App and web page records
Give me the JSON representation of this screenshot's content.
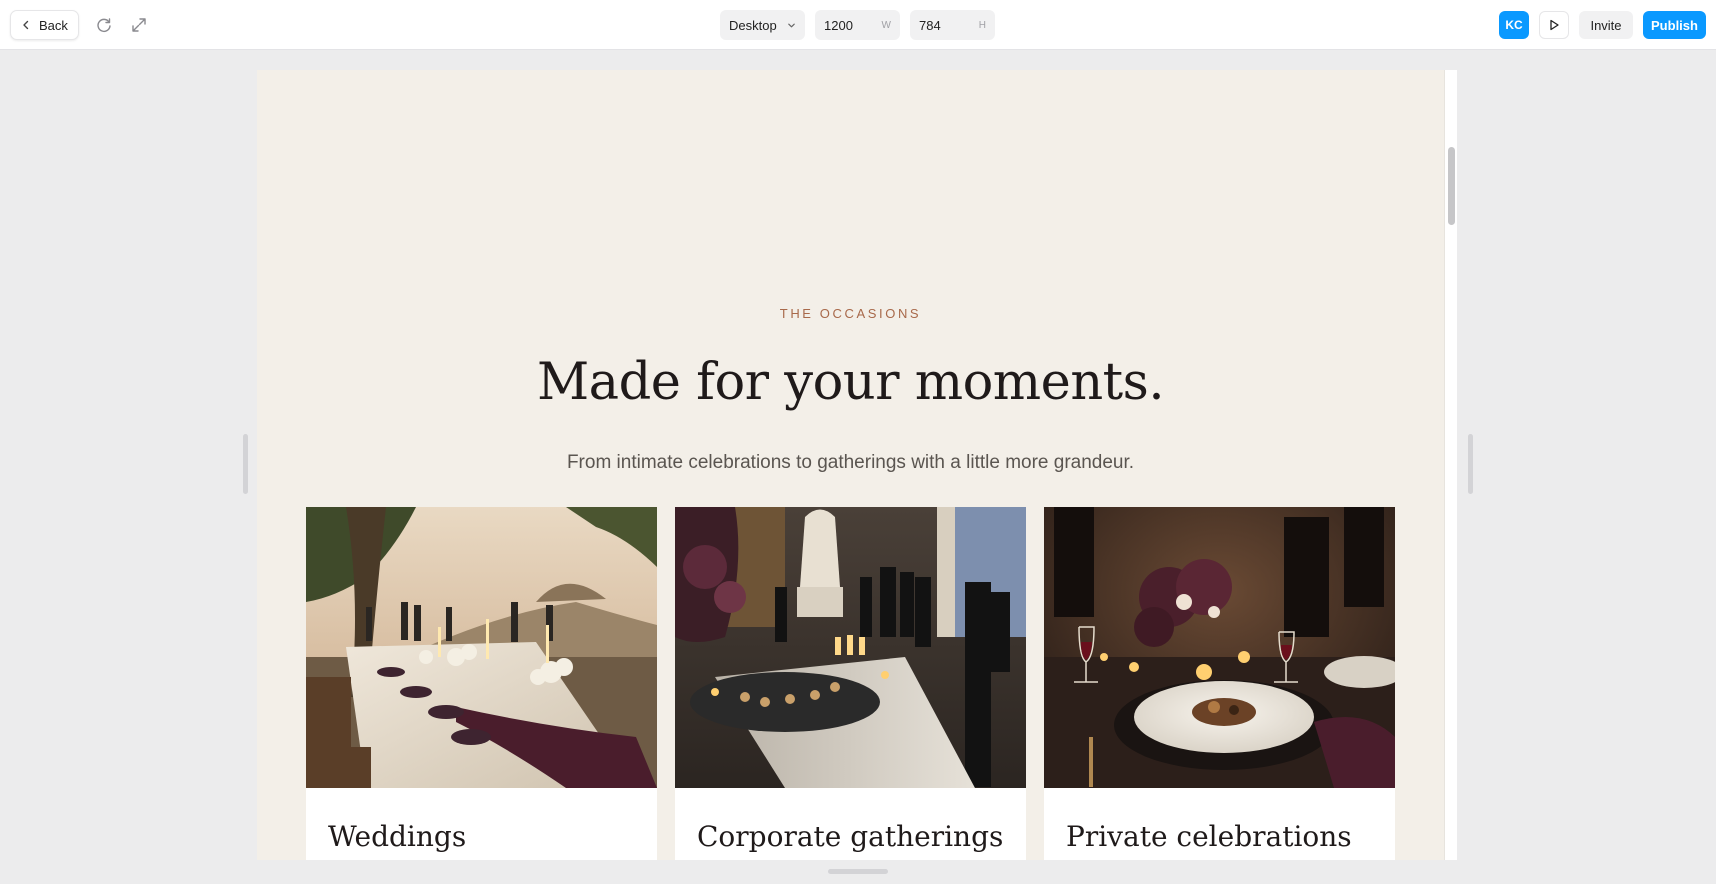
{
  "toolbar": {
    "back_label": "Back",
    "device": "Desktop",
    "width_value": "1200",
    "width_unit": "W",
    "height_value": "784",
    "height_unit": "H",
    "avatar_initials": "KC",
    "invite_label": "Invite",
    "publish_label": "Publish",
    "accent_color": "#0a99ff"
  },
  "section": {
    "eyebrow": "THE OCCASIONS",
    "headline": "Made for your moments.",
    "subhead": "From intimate celebrations to gatherings with a little more grandeur.",
    "background": "#f3efe8",
    "eyebrow_color": "#a8694a"
  },
  "cards": [
    {
      "title": "Weddings",
      "image": "outdoor-olive-grove-wedding-table"
    },
    {
      "title": "Corporate gatherings",
      "image": "gallery-reception-with-canapes"
    },
    {
      "title": "Private celebrations",
      "image": "candlelit-dinner-plate"
    }
  ]
}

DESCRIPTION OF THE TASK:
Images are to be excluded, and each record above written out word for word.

COMPLETED EXERCISE:
Give me the JSON representation of this screenshot's content.
{
  "toolbar": {
    "back_label": "Back",
    "device": "Desktop",
    "width_value": "1200",
    "width_unit": "W",
    "height_value": "784",
    "height_unit": "H",
    "avatar_initials": "KC",
    "invite_label": "Invite",
    "publish_label": "Publish",
    "accent_color": "#0a99ff"
  },
  "section": {
    "eyebrow": "THE OCCASIONS",
    "headline": "Made for your moments.",
    "subhead": "From intimate celebrations to gatherings with a little more grandeur.",
    "background": "#f3efe8",
    "eyebrow_color": "#a8694a"
  },
  "cards": [
    {
      "title": "Weddings",
      "image": "outdoor-olive-grove-wedding-table"
    },
    {
      "title": "Corporate gatherings",
      "image": "gallery-reception-with-canapes"
    },
    {
      "title": "Private celebrations",
      "image": "candlelit-dinner-plate"
    }
  ]
}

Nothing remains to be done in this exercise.